Incorporating pumpkins into your diet can provide numerous health benefits. The high fiber content helps promote satiety and supports a healthy digestive system. Vitamin A contributes to healthy vision and skin, while vitamin C boosts immunity and protects against oxidative damage.

Additionally, the potassium in pumpkins helps regulate blood pressure and supports muscle function.


Pumpkins are a versatile ingredient that can be used in a variety of dishes. Here are a few examples of pumpkin-based recipes that highlight their nutritional value:

  • Pumpkin soup: A creamy and flavorful soup that provides a rich source of vitamins A and C, as well as fiber.
  • Roasted pumpkin seeds: A crunchy and nutritious snack that is high in protein, fiber, and antioxidants.
  • Pumpkin pie: A classic dessert that combines the sweet taste of pumpkin with the spices of cinnamon, nutmeg, and ginger.

Seasonal Availability


Pumpkins are a seasonal crop, typically available from late September through November. The best time to purchase pumpkins with food stamps is during the peak harvest season, which is typically October.

Storing and Preserving Pumpkins

To extend the shelf life of pumpkins, store them in a cool, dry place with good ventilation. Pumpkins can be stored for several months if kept in optimal conditions. To preserve pumpkins, you can cut them into pieces and freeze them for later use.

Alternative Uses


Pumpkins, with their vibrant orange hue and plump shape, are not only culinary delights but also versatile materials for a wide range of non-food applications. From festive decorations to imaginative crafts, pumpkins offer endless opportunities for creativity.


The classic jack-o’-lantern, with its carved face and flickering candlelight, is an iconic symbol of Halloween. But pumpkins can also be transformed into elegant centerpieces, whimsical sculptures, and even outdoor lanterns. With their sturdy structure and smooth surface, pumpkins provide an excellent canvas for painting, carving, and embellishing.


The seeds of pumpkins are not only nutritious but also a valuable material for crafting. They can be dried and strung into garlands, glued onto ornaments, or used to create miniature works of art. The flesh of pumpkins can be dried and ground into a fine powder, which can be used as a natural dye for fabrics or paper.

Other Uses

Pumpkins have also found practical uses beyond aesthetics. Their large size and sturdy structure make them ideal for use as containers for storage or planters for growing herbs and flowers. The seeds can be roasted and ground into a flour, which can be used in baking or as a thickener in soups and sauces.

Additionally, pumpkins can be used as animal feed or compost for gardens.

Last Word

can you buy pumpkins on food stamps

In conclusion, pumpkins can be purchased with food stamps, making them an accessible and nutritious option for low-income families. Their versatility extends beyond culinary uses, offering creative avenues for decorations and crafts. So, as the autumn breeze whispers through the leaves, embrace the season’s bounty and enjoy the pumpkin’s wholesome goodness, knowing that it’s within reach for all.

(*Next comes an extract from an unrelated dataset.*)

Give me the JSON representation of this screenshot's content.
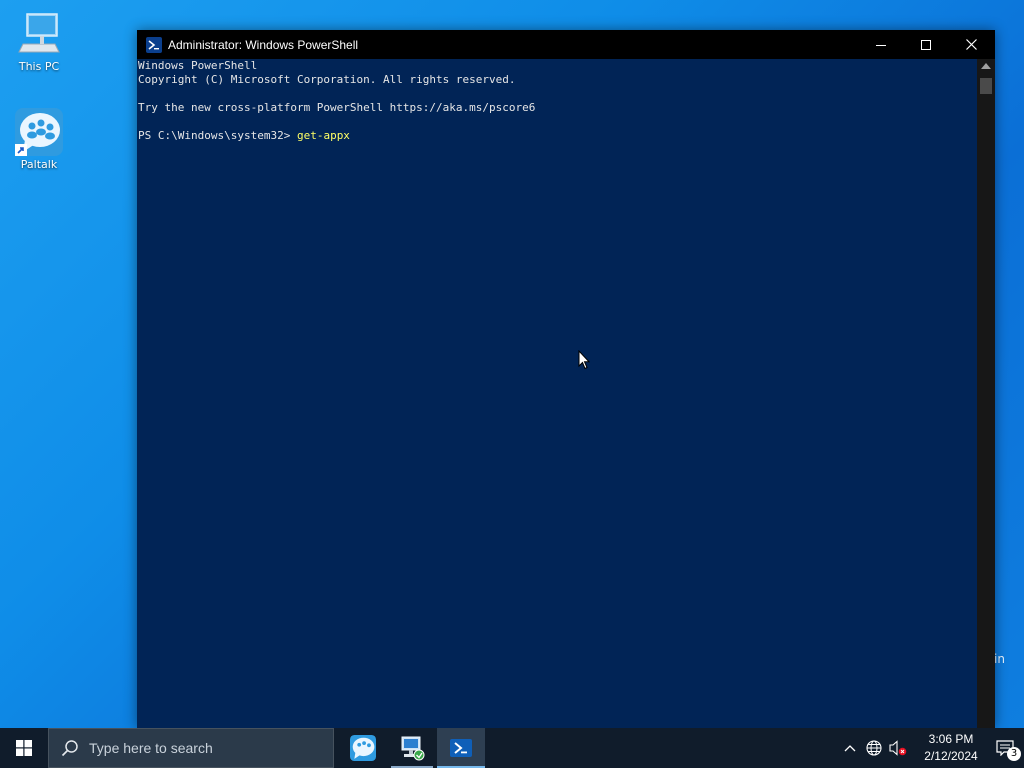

FAQ Section

Are all types of pumpkins eligible for purchase with food stamps?

Yes, all types of pumpkins, including carving pumpkins, pie pumpkins, and sugar pumpkins, can be purchased with food stamps.

Can I use food stamps to buy pumpkin seeds?

Yes, pumpkin seeds are also eligible for purchase with food stamps.

Are there any restrictions on the quantity of pumpkins I can buy with food stamps?

No, there are no restrictions on the quantity of pumpkins you can purchase with food stamps.